# EXERCISE DIRECTIONS:
Reproduce each line below precisely. Drop the pictures.

Dataset records
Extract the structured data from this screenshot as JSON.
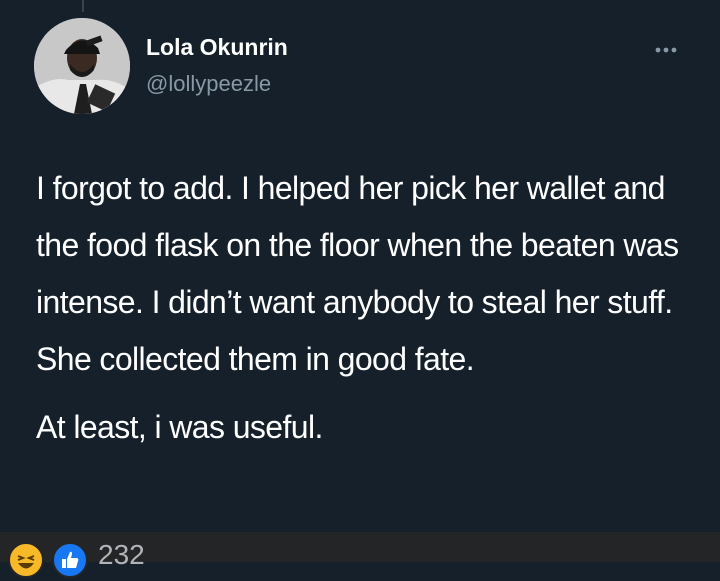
{
  "tweet": {
    "author_name": "Lola Okunrin",
    "author_handle": "@lollypeezle",
    "more_icon": "more-horizontal-icon",
    "paragraphs": [
      "I forgot to add. I helped her pick her wallet and the food flask on the floor when the beaten was intense. I didn’t want anybody to steal her stuff. She collected them in good fate.",
      "At least, i was useful."
    ]
  },
  "reactions": {
    "icons": [
      "haha-reaction-icon",
      "like-reaction-icon"
    ],
    "count": "232"
  },
  "colors": {
    "background": "#15202b",
    "secondary_text": "#8899a6",
    "reaction_bar": "#242526",
    "like_blue": "#1877f2",
    "haha_yellow": "#f7b928"
  }
}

# REPLY:
Extract the structured data from this screenshot as JSON.
{
  "tweet": {
    "author_name": "Lola Okunrin",
    "author_handle": "@lollypeezle",
    "more_icon": "more-horizontal-icon",
    "paragraphs": [
      "I forgot to add. I helped her pick her wallet and the food flask on the floor when the beaten was intense. I didn’t want anybody to steal her stuff. She collected them in good fate.",
      "At least, i was useful."
    ]
  },
  "reactions": {
    "icons": [
      "haha-reaction-icon",
      "like-reaction-icon"
    ],
    "count": "232"
  },
  "colors": {
    "background": "#15202b",
    "secondary_text": "#8899a6",
    "reaction_bar": "#242526",
    "like_blue": "#1877f2",
    "haha_yellow": "#f7b928"
  }
}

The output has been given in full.